Windows System Software -- Consulting, Training, Development -- Unique Expertise, Guaranteed Results
The free OSR Learning Library has more than 50 articles on a wide variety of topics about writing and debugging device drivers and Minifilters. From introductory level to advanced. All the articles have been recently reviewed and updated, and are written using the clear and definitive style you've come to expect from OSR over the years.
Check out The OSR Learning Library at: https://www.osr.com/osr-learning-library/
verifier.exe /bootmode resetonbootfail
Yes, it is an EV certificate.
I was away for a few days working on application level software. Got that release out today and came back to the driver. I had already tried /tr, but hadn't tried the /fd SHA256. I added that and the sign file uploaded. I was close, but left out one flag.
I didn't find those links in my searching. In the page where they give you the file to sign, they give you a link to the documentation for the sign tool, but no indication of which flags you're supposed to use. Microsoft frequently provides links that aren't very helpful. It's massively annoying.
Perhaps review https://learn.microsoft.com/en-us/windows-hardware/drivers/dashboard/code-signing-cert-manage.
You haven't explicitly said you're selecting an EV certificate to sign SignableFile.bin with, but that's what we're assuming.
However, in addition, you need to force the digest to SHA256 using the "/fd sha256" switch to signtool.exe, and you also need to use an SHA256 time stamping service using /TR instead of /T.
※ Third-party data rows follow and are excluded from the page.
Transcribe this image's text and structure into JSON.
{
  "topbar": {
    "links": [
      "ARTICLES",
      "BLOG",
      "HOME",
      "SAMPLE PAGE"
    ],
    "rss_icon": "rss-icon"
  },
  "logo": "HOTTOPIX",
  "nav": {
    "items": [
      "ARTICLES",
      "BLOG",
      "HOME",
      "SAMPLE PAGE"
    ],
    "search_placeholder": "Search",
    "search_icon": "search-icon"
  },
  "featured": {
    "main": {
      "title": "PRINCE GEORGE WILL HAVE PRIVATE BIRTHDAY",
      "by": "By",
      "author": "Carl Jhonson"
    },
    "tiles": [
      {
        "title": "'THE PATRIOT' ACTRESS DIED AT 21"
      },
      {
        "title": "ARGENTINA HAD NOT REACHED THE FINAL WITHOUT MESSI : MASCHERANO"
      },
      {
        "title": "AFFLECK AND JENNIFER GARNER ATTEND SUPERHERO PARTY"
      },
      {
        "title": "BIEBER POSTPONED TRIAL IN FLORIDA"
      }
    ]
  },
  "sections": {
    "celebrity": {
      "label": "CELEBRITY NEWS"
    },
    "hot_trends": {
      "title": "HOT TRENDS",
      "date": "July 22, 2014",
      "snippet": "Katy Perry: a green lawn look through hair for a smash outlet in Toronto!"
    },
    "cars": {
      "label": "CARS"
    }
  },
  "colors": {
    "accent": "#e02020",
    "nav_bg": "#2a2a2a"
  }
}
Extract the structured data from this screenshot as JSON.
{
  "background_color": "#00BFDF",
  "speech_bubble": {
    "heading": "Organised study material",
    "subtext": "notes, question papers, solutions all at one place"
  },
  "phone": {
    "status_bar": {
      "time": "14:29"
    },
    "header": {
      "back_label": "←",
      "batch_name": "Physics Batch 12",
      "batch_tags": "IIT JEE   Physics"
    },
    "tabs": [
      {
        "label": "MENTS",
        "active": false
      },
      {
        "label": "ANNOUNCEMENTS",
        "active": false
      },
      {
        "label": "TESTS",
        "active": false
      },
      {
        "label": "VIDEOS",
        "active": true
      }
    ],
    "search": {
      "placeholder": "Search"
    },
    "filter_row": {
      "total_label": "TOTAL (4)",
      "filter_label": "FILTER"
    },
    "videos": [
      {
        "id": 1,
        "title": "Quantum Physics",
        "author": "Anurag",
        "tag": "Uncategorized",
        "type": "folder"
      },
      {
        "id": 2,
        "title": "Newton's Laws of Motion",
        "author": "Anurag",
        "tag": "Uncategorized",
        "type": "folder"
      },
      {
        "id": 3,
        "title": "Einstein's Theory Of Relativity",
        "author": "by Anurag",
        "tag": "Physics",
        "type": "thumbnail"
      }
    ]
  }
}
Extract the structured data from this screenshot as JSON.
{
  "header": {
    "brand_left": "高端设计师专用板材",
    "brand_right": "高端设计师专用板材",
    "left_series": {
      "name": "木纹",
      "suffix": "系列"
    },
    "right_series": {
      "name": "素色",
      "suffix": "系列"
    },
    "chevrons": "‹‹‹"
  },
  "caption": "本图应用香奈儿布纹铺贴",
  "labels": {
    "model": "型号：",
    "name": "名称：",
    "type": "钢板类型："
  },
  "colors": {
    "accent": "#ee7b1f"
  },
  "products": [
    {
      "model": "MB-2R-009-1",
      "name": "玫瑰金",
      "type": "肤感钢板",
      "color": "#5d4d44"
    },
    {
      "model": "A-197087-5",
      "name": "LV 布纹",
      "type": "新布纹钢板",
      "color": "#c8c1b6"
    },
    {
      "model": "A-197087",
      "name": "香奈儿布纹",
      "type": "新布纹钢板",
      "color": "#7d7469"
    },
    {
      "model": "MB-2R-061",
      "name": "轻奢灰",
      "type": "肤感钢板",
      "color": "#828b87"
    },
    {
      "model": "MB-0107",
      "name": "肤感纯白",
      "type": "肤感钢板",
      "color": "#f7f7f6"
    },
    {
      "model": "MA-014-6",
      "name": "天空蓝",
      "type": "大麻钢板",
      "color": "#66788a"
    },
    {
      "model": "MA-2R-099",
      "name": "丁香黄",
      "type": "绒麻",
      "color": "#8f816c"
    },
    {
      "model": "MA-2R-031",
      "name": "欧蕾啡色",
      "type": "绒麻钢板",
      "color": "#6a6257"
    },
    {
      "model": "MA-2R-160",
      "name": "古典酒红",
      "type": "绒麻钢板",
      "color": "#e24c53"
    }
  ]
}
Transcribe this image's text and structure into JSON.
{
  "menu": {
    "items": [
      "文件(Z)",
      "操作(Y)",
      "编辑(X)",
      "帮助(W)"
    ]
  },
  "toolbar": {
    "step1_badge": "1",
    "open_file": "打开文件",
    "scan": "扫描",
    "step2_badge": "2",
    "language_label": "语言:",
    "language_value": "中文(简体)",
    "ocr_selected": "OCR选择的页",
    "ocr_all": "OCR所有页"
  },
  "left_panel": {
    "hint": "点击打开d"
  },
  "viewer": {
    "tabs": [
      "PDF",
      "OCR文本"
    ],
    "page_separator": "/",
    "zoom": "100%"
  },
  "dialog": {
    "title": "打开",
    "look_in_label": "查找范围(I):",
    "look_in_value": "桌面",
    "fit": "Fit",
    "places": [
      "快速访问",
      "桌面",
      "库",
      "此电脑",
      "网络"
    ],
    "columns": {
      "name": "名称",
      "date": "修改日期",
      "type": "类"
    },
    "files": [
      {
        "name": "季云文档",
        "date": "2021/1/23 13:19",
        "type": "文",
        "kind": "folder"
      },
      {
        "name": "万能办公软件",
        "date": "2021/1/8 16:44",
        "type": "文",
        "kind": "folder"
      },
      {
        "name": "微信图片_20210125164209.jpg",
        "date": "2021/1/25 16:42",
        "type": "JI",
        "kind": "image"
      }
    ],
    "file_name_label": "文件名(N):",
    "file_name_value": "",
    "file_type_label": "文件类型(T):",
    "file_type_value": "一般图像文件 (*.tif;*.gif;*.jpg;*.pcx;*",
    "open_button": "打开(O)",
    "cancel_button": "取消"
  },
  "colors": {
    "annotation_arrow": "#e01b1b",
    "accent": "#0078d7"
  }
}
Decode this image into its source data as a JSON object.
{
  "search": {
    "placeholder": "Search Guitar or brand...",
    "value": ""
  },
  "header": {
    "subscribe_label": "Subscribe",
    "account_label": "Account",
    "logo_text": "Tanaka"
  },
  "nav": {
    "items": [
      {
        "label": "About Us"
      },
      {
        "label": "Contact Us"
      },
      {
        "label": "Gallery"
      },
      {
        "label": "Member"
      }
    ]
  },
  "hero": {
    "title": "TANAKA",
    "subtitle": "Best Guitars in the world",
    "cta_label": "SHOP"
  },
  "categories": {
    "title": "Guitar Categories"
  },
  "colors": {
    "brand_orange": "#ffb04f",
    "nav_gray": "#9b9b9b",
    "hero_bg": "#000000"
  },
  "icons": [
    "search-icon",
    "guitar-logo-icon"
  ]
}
Some example command lines for you in https://www.digicert.com/kb/code-signing/ev-authenticode-certificates.htm as well.
I too do not expect for company name to require an exact match to provided certificate(s), at least based on past experience.
My guess is that the WDK and SDK are not compatible with (3). The only ways I know that work are EWDK or full VS install with WDK+SDK.
And don't forget to set the magic DmaRemappingCompatible registry value:
Nice! Did it actually show the legacy filter?
Yes it was a third party app that was not fully removed, removing it solved the problem.
One interesting observation: It seems like that the split of frames happens based on the group of the legacy filter, so for example if the group is "FSFilter Continuous Backup", and there are minifilters that have higher and lower altitude than this, it will cause a split (which makes sense). In this case the minifilters above this legacy filter will have their own frame (which is similar to another legacy filter), and the same goes with the lower minifilters.
But the funny part is, if the legacy filter doesn't have a group in its service key (meaning its INF file), windows gives it a random altitude uppon first installation (I think it was ~280000), which most of the time would cause a frame split. BUT, after the first reboot, there will be no longer a split, since it seems like after the reboot, Windows will now give it the highest altitude possible in order to stop the split! Not sure what is happening exactly.
there is a similar issue reported but with no reply from MS. https://social.msdn.microsoft.com/Forums/sqlserver/en-US/3d7e45ee-d3dd-49cf-8599-743cdac76097/fwpsflowremovecontext-returns-statusunsuccessful?forum=wfp
Right! I am writing a volume filter driver and was thinking fast I/O concepts come in volume level too. Now its clear to me. Thanks for the lead.
You can do the reading about this. That first section is from an INF for a specific device. The "HKR" symbol in that case means "the registry key for this device". You are installing a class filter using a non-PnP INF, which is essentially a lightweight installer application. Your INF is not for a specific device, so there isn't any place for "HKR" to point to.
And you are using the magic number 0x00010000, which indicates that the value should REG_MULTI_SZ. Most people define symbols for those, so they don't have to remember the magic numbers each time. In the string section, you'll find
REG_MULTI_SZ = 0x00010000